EXERCISE INSTRUCTIONS:
Return the records below exactly; pictures stay out.

══ RECORDS FOR THIS TASK ══

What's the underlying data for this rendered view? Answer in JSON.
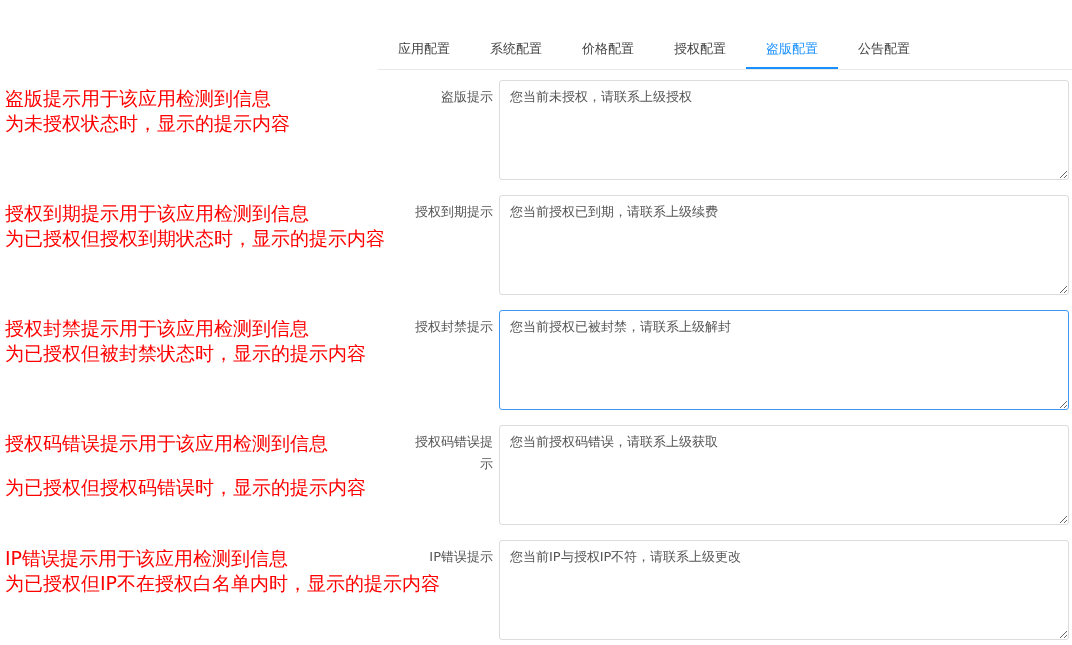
{
  "tabs": [
    {
      "label": "应用配置",
      "selected": false
    },
    {
      "label": "系统配置",
      "selected": false
    },
    {
      "label": "价格配置",
      "selected": false
    },
    {
      "label": "授权配置",
      "selected": false
    },
    {
      "label": "盗版配置",
      "selected": true
    },
    {
      "label": "公告配置",
      "selected": false
    }
  ],
  "fields": [
    {
      "note": [
        "盗版提示用于该应用检测到信息",
        "为未授权状态时，显示的提示内容"
      ],
      "label": "盗版提示",
      "value": "您当前未授权，请联系上级授权",
      "focused": false
    },
    {
      "note": [
        "授权到期提示用于该应用检测到信息",
        "为已授权但授权到期状态时，显示的提示内容"
      ],
      "label": "授权到期提示",
      "value": "您当前授权已到期，请联系上级续费",
      "focused": false
    },
    {
      "note": [
        "授权封禁提示用于该应用检测到信息",
        "为已授权但被封禁状态时，显示的提示内容"
      ],
      "label": "授权封禁提示",
      "value": "您当前授权已被封禁，请联系上级解封",
      "focused": true
    },
    {
      "note": [
        "授权码错误提示用于该应用检测到信息",
        "为已授权但授权码错误时，显示的提示内容"
      ],
      "label": "授权码错误提示",
      "value": "您当前授权码错误，请联系上级获取",
      "focused": false
    },
    {
      "note": [
        "IP错误提示用于该应用检测到信息",
        "为已授权但IP不在授权白名单内时，显示的提示内容"
      ],
      "label": "IP错误提示",
      "value": "您当前IP与授权IP不符，请联系上级更改",
      "focused": false
    }
  ]
}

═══

EXERCISE SOLUTION:
What's the underlying data for this rendered view? Answer in JSON.
{
  "tabs": [
    {
      "label": "应用配置",
      "selected": false
    },
    {
      "label": "系统配置",
      "selected": false
    },
    {
      "label": "价格配置",
      "selected": false
    },
    {
      "label": "授权配置",
      "selected": false
    },
    {
      "label": "盗版配置",
      "selected": true
    },
    {
      "label": "公告配置",
      "selected": false
    }
  ],
  "fields": [
    {
      "note": [
        "盗版提示用于该应用检测到信息",
        "为未授权状态时，显示的提示内容"
      ],
      "label": "盗版提示",
      "value": "您当前未授权，请联系上级授权",
      "focused": false
    },
    {
      "note": [
        "授权到期提示用于该应用检测到信息",
        "为已授权但授权到期状态时，显示的提示内容"
      ],
      "label": "授权到期提示",
      "value": "您当前授权已到期，请联系上级续费",
      "focused": false
    },
    {
      "note": [
        "授权封禁提示用于该应用检测到信息",
        "为已授权但被封禁状态时，显示的提示内容"
      ],
      "label": "授权封禁提示",
      "value": "您当前授权已被封禁，请联系上级解封",
      "focused": true
    },
    {
      "note": [
        "授权码错误提示用于该应用检测到信息",
        "为已授权但授权码错误时，显示的提示内容"
      ],
      "label": "授权码错误提示",
      "value": "您当前授权码错误，请联系上级获取",
      "focused": false
    },
    {
      "note": [
        "IP错误提示用于该应用检测到信息",
        "为已授权但IP不在授权白名单内时，显示的提示内容"
      ],
      "label": "IP错误提示",
      "value": "您当前IP与授权IP不符，请联系上级更改",
      "focused": false
    }
  ]
}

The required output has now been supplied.